→ **AIM OF THE EXERCISE**
Report how many lines in the entries below have the word "amount" in them, and give no other words.

# # # # #

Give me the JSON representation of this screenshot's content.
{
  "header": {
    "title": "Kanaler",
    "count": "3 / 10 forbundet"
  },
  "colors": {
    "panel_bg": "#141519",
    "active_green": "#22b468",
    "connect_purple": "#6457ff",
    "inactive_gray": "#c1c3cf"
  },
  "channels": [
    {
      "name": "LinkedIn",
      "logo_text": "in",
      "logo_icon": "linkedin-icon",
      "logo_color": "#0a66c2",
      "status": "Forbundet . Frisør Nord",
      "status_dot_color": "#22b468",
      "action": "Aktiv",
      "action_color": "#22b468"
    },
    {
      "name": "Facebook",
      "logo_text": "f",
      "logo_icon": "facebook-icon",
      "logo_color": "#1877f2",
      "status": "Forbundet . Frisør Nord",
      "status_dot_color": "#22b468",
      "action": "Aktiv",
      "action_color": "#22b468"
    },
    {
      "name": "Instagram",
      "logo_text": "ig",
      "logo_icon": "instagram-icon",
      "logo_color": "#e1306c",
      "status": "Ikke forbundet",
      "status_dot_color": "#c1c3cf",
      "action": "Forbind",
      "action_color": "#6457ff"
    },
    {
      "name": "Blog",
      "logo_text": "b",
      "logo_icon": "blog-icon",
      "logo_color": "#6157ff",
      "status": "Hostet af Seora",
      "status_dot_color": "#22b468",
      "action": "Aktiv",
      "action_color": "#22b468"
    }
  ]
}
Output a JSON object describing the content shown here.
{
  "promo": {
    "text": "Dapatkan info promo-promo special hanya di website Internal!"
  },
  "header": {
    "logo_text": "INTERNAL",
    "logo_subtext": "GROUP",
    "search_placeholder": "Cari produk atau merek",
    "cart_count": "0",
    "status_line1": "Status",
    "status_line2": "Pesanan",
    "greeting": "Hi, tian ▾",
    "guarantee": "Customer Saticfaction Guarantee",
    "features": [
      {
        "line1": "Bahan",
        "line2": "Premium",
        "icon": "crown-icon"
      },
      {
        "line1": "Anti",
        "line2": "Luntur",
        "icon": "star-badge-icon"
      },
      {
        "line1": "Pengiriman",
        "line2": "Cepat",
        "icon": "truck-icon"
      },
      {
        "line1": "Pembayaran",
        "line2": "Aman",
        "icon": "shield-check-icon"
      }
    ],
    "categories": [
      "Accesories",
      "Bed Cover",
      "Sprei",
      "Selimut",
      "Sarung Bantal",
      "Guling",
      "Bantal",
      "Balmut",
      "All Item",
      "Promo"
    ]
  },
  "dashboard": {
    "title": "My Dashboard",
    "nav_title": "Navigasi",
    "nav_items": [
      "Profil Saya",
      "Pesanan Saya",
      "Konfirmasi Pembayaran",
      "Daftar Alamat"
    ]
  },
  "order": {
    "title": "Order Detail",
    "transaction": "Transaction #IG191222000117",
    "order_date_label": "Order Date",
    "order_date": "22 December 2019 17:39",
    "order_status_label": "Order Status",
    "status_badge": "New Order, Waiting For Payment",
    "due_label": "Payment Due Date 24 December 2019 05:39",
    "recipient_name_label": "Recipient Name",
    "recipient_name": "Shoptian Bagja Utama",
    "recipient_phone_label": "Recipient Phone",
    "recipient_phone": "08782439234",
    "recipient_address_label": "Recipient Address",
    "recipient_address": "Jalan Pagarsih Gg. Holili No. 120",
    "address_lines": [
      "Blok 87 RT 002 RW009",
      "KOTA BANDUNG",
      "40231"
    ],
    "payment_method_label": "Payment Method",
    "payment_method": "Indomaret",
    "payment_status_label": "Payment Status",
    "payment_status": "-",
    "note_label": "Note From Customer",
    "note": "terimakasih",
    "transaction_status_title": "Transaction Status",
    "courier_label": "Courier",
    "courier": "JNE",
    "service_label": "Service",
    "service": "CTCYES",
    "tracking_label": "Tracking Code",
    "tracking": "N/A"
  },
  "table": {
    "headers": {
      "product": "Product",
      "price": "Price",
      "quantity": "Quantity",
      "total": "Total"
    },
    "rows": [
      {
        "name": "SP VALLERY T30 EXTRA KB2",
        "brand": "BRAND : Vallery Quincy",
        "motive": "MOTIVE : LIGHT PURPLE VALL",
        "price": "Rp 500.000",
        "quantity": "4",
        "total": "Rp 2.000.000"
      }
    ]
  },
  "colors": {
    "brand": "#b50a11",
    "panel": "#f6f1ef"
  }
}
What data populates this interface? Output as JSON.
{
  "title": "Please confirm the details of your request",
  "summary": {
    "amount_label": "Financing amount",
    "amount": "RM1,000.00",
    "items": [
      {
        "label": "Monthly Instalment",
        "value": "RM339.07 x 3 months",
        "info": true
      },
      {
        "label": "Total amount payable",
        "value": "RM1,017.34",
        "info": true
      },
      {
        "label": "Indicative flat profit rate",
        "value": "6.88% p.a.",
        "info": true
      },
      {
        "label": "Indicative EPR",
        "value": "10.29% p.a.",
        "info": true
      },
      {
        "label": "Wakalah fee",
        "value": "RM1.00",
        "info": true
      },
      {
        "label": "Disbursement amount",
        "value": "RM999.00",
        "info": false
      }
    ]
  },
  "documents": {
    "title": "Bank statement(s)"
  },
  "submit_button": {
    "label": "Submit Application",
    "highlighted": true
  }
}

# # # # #

→ **RESULT OF THIS EXERCISE**
4